START DATA SHOWN

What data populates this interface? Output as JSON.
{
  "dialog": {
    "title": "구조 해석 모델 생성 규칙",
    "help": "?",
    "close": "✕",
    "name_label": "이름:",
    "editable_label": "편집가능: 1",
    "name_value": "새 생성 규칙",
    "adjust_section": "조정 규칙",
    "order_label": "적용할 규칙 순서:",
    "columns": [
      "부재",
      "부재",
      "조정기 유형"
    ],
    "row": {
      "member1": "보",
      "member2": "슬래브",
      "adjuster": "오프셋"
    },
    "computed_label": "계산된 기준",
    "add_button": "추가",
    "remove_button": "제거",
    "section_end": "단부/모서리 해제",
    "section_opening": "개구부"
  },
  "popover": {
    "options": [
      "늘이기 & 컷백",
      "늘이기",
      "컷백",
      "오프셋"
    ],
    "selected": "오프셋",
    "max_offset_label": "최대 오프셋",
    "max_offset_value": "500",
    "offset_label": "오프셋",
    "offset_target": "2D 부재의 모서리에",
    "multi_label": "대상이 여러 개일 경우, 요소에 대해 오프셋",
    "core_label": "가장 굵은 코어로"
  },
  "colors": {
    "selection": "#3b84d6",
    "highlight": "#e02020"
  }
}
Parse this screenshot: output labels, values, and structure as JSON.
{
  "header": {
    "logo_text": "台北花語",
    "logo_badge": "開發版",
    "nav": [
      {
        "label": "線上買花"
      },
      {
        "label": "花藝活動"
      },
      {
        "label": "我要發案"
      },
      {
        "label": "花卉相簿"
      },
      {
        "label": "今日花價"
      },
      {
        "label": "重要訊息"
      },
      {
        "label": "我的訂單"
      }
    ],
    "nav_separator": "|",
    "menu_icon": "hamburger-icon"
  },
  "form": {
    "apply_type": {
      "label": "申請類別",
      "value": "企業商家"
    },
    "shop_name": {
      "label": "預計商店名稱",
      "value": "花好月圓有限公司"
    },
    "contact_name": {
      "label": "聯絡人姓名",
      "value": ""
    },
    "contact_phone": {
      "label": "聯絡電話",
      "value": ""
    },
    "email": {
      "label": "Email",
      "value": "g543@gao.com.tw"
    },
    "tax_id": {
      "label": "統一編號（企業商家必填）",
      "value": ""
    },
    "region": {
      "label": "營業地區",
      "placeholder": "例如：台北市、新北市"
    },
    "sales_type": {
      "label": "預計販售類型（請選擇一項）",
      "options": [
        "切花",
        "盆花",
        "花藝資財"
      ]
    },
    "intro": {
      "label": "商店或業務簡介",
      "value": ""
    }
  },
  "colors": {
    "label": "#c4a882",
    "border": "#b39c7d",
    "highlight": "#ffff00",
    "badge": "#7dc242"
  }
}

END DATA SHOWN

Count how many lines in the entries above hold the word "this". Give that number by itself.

2